City crews have been working hard to dig out, but with temperatures that have remained steadily below zero, there has been little opportunity for the massive snowfall to naturally melt away.
“Just to paint a picture for you, the snow we received in just 15 hours last Monday was more than all the snow we received each January for nearly the past two decades,” Gray said.
She said it was also more than the combined total from January, February and March last year.
“Any normal large snow event dumps about 10 centimeters of snow, and the snowstorm last Monday was five times that amount. So I'm just telling you that to give you the scale of this operation that we're dealing with,” Gray said.
“This record amount of snow is of course married up with sub-zero temperatures, which means that Mother Nature is not giving us a hand in terms of melting and so it requires us to keep vigilant in terms of our removals.”
Gray’s update came as snow continued to fall across the city.
Toronto and many parts of southern Ontario currently sit under a winter weather travel advisory.
Toronto is expected to see snowfall amounts of five to 10 centimeters by Monday night and Environment Canada is warning that there could be reduced visibility on the roads due to occasional snow and blowing snow.
“Southwesterly winds over Lake Ontario are expected to enhance snowfall rates, especially for areas closer to the lake shore,” the agency said. “Travel may be hazardous due to sudden changes in the weather.

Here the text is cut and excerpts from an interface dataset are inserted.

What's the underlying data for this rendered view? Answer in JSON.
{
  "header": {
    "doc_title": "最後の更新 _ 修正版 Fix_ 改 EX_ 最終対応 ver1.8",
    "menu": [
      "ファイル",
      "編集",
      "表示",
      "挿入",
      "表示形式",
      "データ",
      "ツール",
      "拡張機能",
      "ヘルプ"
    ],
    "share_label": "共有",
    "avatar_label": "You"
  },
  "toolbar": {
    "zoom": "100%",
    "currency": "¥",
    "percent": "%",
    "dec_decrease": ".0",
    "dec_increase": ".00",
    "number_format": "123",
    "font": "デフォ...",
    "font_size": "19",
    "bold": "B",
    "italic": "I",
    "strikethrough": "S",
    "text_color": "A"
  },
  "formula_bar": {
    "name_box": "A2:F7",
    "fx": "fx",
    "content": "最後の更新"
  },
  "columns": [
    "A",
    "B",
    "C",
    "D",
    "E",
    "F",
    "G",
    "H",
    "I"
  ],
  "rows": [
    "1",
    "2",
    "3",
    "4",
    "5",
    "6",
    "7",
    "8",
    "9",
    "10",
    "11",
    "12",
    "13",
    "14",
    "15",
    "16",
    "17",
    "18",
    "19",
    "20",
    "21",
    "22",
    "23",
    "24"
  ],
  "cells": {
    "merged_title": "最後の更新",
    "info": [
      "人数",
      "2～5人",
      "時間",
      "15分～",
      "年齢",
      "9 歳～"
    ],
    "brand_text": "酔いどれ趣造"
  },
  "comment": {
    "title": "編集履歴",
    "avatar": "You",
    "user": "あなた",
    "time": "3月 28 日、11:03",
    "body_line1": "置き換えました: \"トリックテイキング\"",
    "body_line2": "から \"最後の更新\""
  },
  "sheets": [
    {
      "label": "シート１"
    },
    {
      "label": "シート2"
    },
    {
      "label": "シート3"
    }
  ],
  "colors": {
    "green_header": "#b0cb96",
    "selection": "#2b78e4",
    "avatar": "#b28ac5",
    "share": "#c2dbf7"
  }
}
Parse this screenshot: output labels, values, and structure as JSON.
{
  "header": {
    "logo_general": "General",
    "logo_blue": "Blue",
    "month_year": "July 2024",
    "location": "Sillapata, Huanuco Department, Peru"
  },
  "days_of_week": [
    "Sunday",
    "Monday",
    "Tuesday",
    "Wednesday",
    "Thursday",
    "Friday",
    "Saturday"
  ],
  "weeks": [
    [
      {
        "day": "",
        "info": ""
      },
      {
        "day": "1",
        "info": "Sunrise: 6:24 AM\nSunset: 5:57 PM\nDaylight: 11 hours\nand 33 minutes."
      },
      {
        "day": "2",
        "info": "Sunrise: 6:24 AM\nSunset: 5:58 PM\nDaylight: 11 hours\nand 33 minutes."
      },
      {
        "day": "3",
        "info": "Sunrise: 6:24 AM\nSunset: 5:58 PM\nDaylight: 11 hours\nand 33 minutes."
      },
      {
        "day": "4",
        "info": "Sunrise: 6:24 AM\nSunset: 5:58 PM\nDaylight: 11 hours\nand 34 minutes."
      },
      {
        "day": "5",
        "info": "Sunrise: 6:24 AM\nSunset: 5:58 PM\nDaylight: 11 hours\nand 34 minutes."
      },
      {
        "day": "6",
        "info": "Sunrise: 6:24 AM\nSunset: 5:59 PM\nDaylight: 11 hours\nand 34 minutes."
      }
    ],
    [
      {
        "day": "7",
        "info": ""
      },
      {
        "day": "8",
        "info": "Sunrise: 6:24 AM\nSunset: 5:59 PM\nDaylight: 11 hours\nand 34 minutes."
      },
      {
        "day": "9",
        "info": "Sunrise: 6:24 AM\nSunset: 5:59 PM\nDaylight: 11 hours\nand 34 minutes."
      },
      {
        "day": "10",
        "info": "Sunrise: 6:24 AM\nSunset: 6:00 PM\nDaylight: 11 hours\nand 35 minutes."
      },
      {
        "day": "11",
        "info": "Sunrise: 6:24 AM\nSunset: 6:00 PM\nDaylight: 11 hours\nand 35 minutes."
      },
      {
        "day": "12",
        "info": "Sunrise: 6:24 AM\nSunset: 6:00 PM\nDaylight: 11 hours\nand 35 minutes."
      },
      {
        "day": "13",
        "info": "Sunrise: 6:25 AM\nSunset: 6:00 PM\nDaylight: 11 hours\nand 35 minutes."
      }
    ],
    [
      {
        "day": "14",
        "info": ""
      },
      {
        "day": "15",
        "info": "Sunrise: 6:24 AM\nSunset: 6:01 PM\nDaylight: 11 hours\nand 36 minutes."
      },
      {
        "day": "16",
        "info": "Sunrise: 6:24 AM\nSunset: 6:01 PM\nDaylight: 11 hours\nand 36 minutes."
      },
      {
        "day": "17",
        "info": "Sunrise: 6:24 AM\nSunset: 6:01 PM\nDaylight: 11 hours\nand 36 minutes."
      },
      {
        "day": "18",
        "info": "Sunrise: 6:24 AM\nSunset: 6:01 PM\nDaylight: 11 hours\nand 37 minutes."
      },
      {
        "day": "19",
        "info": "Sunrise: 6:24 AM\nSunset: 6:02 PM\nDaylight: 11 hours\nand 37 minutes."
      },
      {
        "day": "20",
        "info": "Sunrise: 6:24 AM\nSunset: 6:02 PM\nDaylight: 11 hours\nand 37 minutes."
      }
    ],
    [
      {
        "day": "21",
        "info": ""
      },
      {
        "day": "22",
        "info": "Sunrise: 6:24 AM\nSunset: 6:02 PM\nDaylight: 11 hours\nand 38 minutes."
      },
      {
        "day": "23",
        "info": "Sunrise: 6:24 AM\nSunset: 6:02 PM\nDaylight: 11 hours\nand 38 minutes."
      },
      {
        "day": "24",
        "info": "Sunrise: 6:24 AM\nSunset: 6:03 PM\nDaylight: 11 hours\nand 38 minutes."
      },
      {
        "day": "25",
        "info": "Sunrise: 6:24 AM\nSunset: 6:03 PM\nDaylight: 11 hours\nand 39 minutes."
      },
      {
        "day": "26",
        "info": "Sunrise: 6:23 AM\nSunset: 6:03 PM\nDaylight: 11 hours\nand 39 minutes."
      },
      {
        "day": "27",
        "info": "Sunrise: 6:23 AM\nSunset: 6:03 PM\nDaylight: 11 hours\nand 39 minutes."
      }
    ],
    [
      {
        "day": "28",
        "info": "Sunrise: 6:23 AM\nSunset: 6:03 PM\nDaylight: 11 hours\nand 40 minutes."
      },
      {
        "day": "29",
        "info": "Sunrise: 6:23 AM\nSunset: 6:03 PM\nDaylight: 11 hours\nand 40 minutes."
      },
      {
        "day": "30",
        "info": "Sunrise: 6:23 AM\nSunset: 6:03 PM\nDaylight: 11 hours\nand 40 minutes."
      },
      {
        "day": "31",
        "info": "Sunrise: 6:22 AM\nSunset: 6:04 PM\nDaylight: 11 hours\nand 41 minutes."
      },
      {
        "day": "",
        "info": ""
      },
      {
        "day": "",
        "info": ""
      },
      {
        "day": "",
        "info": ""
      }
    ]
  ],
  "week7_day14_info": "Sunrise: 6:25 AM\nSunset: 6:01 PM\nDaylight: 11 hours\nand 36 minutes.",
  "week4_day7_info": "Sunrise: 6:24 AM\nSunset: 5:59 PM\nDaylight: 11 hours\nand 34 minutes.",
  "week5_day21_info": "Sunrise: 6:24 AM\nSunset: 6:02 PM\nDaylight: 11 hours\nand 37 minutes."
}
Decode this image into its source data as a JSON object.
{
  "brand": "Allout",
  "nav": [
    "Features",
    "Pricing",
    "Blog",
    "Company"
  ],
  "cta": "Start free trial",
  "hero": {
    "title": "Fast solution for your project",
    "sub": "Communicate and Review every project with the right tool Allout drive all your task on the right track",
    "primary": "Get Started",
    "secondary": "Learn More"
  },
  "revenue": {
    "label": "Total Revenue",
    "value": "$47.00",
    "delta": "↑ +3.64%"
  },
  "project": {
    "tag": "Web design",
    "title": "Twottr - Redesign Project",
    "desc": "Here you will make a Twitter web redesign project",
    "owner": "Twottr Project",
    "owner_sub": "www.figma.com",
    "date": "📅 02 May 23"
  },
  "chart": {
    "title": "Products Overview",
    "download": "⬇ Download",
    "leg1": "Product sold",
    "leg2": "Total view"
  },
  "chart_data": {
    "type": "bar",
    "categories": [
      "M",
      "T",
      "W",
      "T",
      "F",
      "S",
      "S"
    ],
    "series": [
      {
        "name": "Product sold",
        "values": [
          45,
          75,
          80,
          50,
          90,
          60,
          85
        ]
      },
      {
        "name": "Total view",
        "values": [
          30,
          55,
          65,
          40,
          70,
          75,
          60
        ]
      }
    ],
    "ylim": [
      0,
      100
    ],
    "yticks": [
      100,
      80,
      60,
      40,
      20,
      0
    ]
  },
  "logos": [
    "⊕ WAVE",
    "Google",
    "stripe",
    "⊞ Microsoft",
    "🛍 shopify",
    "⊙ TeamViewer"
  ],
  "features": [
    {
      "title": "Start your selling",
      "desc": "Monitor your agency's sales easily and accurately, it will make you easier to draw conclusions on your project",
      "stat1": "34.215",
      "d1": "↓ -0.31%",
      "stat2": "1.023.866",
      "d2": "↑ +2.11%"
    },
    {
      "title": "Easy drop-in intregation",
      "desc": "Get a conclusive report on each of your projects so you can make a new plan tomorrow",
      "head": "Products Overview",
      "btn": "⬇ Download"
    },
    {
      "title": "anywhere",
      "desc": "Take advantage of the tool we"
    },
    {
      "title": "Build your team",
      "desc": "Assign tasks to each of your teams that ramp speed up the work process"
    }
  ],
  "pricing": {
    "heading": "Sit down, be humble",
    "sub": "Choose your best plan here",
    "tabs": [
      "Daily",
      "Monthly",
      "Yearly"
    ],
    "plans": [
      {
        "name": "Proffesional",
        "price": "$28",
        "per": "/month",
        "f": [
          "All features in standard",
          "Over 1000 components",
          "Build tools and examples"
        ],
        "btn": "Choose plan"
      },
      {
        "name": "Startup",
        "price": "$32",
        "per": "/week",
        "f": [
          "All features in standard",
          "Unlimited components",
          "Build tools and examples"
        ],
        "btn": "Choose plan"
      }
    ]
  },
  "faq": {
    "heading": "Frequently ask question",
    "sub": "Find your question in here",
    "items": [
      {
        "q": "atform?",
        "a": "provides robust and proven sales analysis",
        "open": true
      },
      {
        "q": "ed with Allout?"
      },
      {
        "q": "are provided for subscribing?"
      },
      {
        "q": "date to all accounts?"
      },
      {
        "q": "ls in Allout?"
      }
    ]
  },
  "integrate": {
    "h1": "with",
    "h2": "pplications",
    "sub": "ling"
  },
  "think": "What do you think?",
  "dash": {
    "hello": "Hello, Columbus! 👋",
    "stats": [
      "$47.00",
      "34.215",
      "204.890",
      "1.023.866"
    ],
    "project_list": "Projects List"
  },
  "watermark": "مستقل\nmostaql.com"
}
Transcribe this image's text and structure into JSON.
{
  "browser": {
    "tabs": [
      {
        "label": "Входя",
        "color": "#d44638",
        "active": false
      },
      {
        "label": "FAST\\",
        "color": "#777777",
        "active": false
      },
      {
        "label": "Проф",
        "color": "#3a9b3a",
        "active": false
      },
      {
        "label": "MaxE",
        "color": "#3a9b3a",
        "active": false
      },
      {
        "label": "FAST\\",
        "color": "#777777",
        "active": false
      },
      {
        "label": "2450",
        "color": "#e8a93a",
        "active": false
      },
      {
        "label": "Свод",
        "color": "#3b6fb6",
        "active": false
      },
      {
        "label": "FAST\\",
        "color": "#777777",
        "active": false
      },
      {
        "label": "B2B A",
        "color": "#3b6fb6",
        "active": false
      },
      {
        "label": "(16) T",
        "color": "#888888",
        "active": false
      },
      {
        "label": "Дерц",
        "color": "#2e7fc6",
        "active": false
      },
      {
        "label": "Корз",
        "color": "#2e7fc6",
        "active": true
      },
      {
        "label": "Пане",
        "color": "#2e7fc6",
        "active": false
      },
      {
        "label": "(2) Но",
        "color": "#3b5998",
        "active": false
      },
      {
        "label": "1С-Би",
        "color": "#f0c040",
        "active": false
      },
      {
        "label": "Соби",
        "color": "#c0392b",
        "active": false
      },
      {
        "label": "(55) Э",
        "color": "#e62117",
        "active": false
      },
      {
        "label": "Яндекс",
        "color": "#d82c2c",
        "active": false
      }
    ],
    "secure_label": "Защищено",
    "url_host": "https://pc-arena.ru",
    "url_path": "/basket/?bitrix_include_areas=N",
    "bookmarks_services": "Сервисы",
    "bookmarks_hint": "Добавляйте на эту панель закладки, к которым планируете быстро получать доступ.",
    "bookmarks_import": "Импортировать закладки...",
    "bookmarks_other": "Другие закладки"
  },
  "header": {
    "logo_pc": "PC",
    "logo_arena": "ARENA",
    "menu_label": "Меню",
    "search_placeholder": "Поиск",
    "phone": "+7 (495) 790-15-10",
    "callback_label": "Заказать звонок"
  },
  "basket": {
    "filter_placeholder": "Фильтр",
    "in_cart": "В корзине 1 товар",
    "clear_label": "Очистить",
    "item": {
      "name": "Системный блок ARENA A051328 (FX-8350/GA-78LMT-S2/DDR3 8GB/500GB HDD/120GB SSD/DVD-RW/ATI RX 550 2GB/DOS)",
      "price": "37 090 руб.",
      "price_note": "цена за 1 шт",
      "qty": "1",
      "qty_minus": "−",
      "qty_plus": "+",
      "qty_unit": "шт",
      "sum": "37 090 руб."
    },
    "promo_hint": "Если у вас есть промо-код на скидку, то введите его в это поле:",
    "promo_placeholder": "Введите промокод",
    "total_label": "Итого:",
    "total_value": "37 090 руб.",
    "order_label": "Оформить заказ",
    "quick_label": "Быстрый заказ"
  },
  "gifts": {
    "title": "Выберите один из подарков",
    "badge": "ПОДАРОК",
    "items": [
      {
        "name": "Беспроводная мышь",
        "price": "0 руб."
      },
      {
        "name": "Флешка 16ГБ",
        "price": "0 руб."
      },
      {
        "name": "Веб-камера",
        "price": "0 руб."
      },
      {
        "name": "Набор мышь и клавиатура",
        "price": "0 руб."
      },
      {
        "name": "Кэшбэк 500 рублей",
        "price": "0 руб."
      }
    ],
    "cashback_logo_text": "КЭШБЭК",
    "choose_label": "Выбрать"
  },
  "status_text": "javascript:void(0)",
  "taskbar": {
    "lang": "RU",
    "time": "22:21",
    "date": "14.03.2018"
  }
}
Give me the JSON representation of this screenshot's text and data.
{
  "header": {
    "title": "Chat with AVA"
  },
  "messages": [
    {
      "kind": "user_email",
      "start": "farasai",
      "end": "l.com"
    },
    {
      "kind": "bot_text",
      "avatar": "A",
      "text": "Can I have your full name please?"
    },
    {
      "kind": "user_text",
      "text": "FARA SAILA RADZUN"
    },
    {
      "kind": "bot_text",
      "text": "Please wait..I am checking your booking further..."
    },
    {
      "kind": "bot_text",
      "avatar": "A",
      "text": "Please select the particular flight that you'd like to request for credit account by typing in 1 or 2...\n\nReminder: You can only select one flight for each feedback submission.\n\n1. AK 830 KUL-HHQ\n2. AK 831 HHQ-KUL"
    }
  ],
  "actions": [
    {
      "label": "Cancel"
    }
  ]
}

Be prepared to adjust your driving with changing road conditions. If visibility is reduced while driving, turn on your lights and maintain a safe following distance.”
Temperatures are also expected to remain chilly for the next few days. Overnight the temperature is expected to feel like -13 with the wind chill. On Tuesday a high of -6 C is expected.
“As you see it's snowing right now and so we have also activated our normal snow operations,” Gray said. “We are dealing with salting right now, we're doing some sidewalk plowing and we are accomplishing that as well as continuing to do removals in various parts of the city.”
Speaking alongside Gray, Vince Sferrazza, director of operations and maintenance at Transportation Services, said crews have been working around the clock since the storm struck last week.
“We've been at this 24/7 since last Monday – over a week – and we have over 1,100 pieces of equipment. That would include salters for roads, plows for roads, and sidewalk machines. So literally it is an army of equipment,” Sferrazza said. “In addition to that, we have close to 1,500 contractor staff and transportation staff on this and it has been a situation where they've been all committed to help out.”
While the city had warned that it would give “friendly tows” to vehicles blocking snow routes, Gray said that has largely been unnecessary as people have taken care not to park their vehicles where it might block clearing equipment.
In an update to Toronto City Manager Chris Murray, Gray noted that the city has already removed 17,346 tonnes of snow and dumped 5,782 loads of snow from across the city at storage sites.
She said that work is expected to continue over the next dew days.